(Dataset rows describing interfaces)

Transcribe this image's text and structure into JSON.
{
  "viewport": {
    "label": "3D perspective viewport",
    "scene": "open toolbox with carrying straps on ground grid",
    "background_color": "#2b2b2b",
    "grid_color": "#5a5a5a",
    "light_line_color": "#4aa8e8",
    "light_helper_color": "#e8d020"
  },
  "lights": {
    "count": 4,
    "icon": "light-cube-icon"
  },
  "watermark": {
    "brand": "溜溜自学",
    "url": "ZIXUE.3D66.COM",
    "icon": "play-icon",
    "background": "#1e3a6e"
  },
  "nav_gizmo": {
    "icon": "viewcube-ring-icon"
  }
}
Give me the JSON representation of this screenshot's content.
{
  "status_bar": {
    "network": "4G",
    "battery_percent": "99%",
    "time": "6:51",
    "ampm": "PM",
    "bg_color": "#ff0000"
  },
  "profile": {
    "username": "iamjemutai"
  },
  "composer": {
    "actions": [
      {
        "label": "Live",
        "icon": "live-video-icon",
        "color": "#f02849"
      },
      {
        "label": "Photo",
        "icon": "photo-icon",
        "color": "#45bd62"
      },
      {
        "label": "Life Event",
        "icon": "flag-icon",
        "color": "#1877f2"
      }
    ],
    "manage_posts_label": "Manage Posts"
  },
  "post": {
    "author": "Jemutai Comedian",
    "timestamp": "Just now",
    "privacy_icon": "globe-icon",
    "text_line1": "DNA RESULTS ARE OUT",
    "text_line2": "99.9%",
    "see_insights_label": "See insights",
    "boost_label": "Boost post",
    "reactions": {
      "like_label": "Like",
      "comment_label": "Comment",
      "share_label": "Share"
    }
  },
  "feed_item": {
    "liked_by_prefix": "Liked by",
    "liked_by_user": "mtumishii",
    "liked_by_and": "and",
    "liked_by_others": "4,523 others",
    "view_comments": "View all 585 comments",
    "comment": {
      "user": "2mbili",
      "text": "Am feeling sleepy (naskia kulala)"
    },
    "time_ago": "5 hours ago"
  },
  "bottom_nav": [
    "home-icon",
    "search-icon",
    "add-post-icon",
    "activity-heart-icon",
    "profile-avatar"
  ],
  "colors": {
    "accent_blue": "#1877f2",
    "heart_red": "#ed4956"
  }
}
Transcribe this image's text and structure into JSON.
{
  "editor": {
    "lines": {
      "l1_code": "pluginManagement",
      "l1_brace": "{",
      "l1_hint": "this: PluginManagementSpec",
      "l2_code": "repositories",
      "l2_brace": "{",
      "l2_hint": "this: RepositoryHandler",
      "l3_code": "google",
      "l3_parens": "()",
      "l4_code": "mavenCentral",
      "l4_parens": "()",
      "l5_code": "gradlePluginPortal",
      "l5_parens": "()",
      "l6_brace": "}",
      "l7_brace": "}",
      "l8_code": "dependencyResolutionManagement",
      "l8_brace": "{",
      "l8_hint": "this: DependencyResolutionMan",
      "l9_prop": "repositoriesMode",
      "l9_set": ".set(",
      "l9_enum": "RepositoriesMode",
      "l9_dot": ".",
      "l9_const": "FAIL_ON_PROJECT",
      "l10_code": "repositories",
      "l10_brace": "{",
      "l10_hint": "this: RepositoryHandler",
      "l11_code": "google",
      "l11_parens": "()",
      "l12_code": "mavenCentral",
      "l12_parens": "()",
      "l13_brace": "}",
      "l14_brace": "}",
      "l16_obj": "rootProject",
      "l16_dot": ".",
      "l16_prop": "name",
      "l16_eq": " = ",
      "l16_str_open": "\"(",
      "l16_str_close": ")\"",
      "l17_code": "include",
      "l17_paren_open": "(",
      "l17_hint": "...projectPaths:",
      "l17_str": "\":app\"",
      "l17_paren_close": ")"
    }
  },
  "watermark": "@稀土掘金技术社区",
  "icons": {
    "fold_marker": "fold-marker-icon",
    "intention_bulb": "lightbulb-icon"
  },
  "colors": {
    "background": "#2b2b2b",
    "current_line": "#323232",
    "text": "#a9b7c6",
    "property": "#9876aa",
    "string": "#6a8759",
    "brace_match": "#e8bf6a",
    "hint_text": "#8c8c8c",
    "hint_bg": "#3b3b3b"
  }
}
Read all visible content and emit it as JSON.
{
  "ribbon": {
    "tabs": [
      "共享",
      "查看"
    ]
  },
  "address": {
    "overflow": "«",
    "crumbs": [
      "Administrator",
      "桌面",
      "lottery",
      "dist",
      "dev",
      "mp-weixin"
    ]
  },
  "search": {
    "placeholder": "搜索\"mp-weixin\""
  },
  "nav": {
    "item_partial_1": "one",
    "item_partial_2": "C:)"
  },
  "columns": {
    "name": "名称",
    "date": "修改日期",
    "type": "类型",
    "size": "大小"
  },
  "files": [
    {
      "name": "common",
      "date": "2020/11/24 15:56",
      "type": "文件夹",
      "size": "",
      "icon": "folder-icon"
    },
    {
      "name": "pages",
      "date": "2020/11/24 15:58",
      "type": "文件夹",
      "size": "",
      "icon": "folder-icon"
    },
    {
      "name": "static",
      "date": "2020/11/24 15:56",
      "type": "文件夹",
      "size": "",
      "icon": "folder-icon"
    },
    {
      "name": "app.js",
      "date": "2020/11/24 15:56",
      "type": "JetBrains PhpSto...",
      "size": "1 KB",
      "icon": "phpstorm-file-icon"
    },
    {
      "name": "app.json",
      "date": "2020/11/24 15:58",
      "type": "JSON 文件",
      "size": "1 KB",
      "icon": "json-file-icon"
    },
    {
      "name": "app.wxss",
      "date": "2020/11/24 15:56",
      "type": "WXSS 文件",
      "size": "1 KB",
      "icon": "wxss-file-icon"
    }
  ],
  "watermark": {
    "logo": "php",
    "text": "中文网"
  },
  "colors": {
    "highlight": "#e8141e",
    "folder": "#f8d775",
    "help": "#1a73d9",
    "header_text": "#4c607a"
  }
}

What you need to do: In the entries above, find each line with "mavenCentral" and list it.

Output of the task:
      "l4_code": "mavenCentral",
      "l12_code": "mavenCentral",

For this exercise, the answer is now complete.